Ever since my oldest was in first grade, I have forgone using a traditional math curriculum in our homeschool in favor of my minimalist approach. Rather than doing tons and tons of math problems every day, my kids do ten problems a week. Each week, those ten problems are selected from ten different categories. Over the 36 weeks of school, the problems in those ten categories get progressively harder. My theory is that if by the end of the year, a child can do all 360 problems, they will have a thorough understanding of what they are expected to know.
These problems were written after I took notes on index cards on a variety of different curricula such as Saxon, Singapore, Kumon, and Mammoth Math. I then divided the problems into categories and arranged them in order of difficulty. I used my stack of cards for each category to create 36 problems in each category for each week of the school year. You can learn more about my methodogy here.
The categories covered by this fifth grade curriculum are:
- Understanding Numbers
- Word Problems
- Graphs, Charts, and Tables
- Units and Measurement
- Rounding and Estimation
- Ratios and Percentages

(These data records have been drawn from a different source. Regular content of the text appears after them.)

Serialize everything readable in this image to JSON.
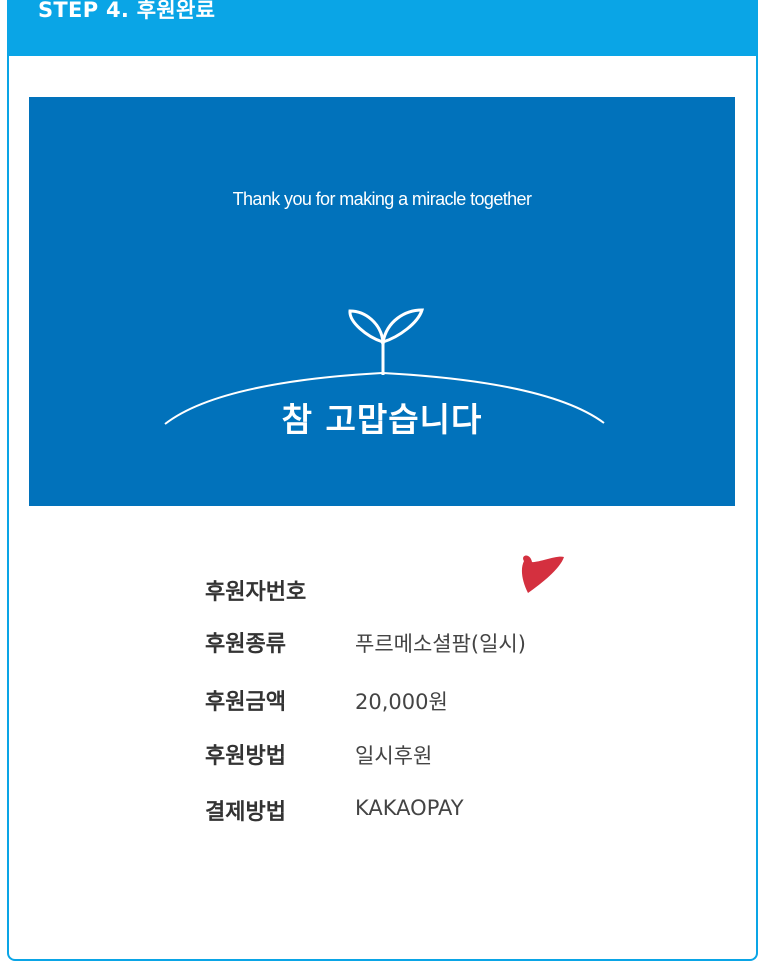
{
  "header": {
    "step_title": "STEP 4. 후원완료"
  },
  "banner": {
    "subtitle": "Thank you for making a miracle together",
    "title": "참 고맙습니다",
    "colors": {
      "background": "#0172bb",
      "text": "#ffffff"
    },
    "art_icon": "sprout-icon"
  },
  "details": {
    "rows": [
      {
        "label": "후원자번호",
        "value": ""
      },
      {
        "label": "후원종류",
        "value": "푸르메소셜팜(일시)"
      },
      {
        "label": "후원금액",
        "value": "20,000원"
      },
      {
        "label": "후원방법",
        "value": "일시후원"
      },
      {
        "label": "결제방법",
        "value": "KAKAOPAY"
      }
    ]
  },
  "decor": {
    "icon": "heart-icon",
    "color": "#d4303f"
  },
  "colors": {
    "accent": "#0aa5e6"
  }
}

In addition to these worksheets, I also have my kid do a logic puzzle each week to help with their critical thinking. In the past we have used Mind Benders (easier) and Logic Safari (much harder). My goal is to play math games with my kids a couple times each month as well to help with their math facts, but this doesn’t always happen. My favorite math games for fifth graders are Zeus on the Loose and Prime Climb.
As my kids are getting older, I admit that I find myself questioning if they are doing enough. Because of the 2020 pandemic, my kids were not tested at the end of the last school year, so I do not know for sure if they are still on track. However, I do see progress. While my younger kids typically need help with all or most of their problems, I find that my oldest usually only needs help with 3 or 4 problems each week. The other problems I just check and explain if he made a mistake.
Since my kids do not have all the repetition found in a traditional curriculum, it takes a little longer for skills to be mastered. However, I find that they have to think more critically about the problems which may actually lead to a deeper understanding in the long run. They are definitely not doing their math on autopilot.
Occasionally, I find that I need to give my kids a concentrated lesson on a topic. Since there are so few problems, these sheets highlight areas that a child might be struggling with. Recently, I had to review simplifying fractions with my fifth grader. To make sure he understood, I had him do about 5 practice problems on scratch paper. Sometimes, the repetition is undoubtedly valuable, but I still question whether it is always necessary.
While my family uses these sheets as our math curriculum for the year, I have had several families tell me that these worksheets are a great review either at the beginning or end of a school year. However you decide to use these sheets, I hope they are helpful to you!
Recommended Age Range: Fifth Grade
Time Required: about 30 minutes per week
Difficulty: starts off fairly easy and gets harder as weeks progress
Cost: Free printable
Print out the curriculum and help your child complete one worksheet each week for each of the 36 weeks of school.
Click here for all the Minimalist Math curricula available for different grade levels.